The common use of a firewall is to control the ports that have access from the outside world, for instance, running a website would need ports
443 exposed on your network to be able to route your site.
UFW is different, think of port forwarding, but between local instances. You can lock down internal exposure to port
ssh) for example.
Why? What’s the point?
In the coming weeks, I’ll be writing blog posts on how I have set up my jumpbox server. UFW plays a key part in my setup. I have used UFW to only open port 22 on my jumpbox server. I can
ssh in, but that’s it. No other ports can be attacked or sniffed.
From the jumpbox server I can then only
ssh into my other internal instances. This means that if I wanted to
ssh into server
B I would have to go via the jumpbox
I think I get it, how can I install it?
We’re running Ubuntu Server on a Raspberry Pi. But these instructions are for all Debian instances, the Raspberry Pi is irrelevant for this tutorial.
- Install UFW
sudo apt-get install ufw
- Check the status of UFW
sudo ufw status
You should see that UFW is disabled
- Let’s allow some ports, it’s really important that you allow your
sshport, otherwise you can lose access when we get round to enabling UFW.
ssh port is 22 unless you have changed the default port.
sudo ufw allow 22
You can use the above command to allow the necessary ports for your instance. We’re just going to stick with port
22 for this example.
- Let’s enable UFW
sudo ufw enable

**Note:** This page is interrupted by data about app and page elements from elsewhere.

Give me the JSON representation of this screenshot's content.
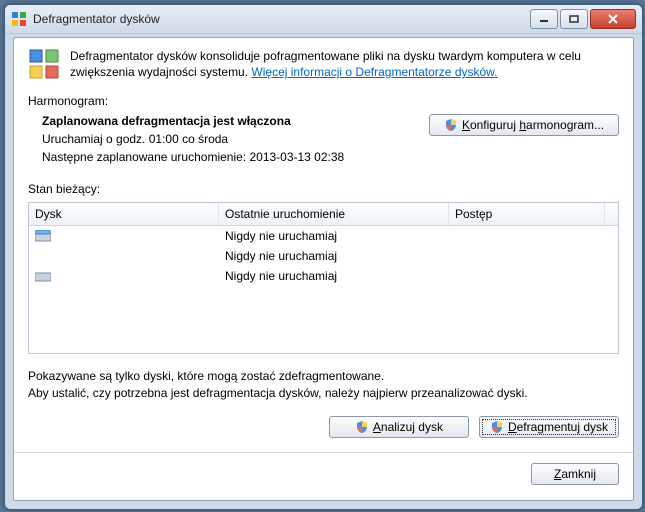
{
  "window": {
    "title": "Defragmentator dysków"
  },
  "intro": {
    "text": "Defragmentator dysków konsoliduje pofragmentowane pliki na dysku twardym komputera w celu zwiększenia wydajności systemu. ",
    "link": "Więcej informacji o Defragmentatorze dysków."
  },
  "schedule": {
    "label": "Harmonogram:",
    "status": "Zaplanowana defragmentacja jest włączona",
    "run_line": "Uruchamiaj o godz. 01:00 co środa",
    "next_line": "Następne zaplanowane uruchomienie: 2013-03-13 02:38",
    "config_btn": "Konfiguruj harmonogram..."
  },
  "current": {
    "label": "Stan bieżący:",
    "columns": {
      "disk": "Dysk",
      "last": "Ostatnie uruchomienie",
      "progress": "Postęp"
    },
    "rows": [
      {
        "name": "",
        "last": "Nigdy nie uruchamiaj",
        "progress": ""
      },
      {
        "name": "",
        "last": "Nigdy nie uruchamiaj",
        "progress": ""
      },
      {
        "name": "",
        "last": "Nigdy nie uruchamiaj",
        "progress": ""
      }
    ]
  },
  "note": {
    "line1": "Pokazywane są tylko dyski, które mogą zostać zdefragmentowane.",
    "line2": "Aby ustalić, czy potrzebna jest defragmentacja dysków, należy najpierw przeanalizować dyski."
  },
  "actions": {
    "analyze": "Analizuj dysk",
    "defrag": "Defragmentuj dysk",
    "close": "Zamknij"
  }
}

You now have a firewall running on your local instance, locked down to be only accessible by port
In the future, if you’re running services on this box, you’ll need to expose any other ports that you want to have access outside of your machine. Let’s say you set up OpenVPN, you have to expose port
1194 on the machine it’s running on.
Thanks for reading
Thanks for reading, hope I’ve helped in some way!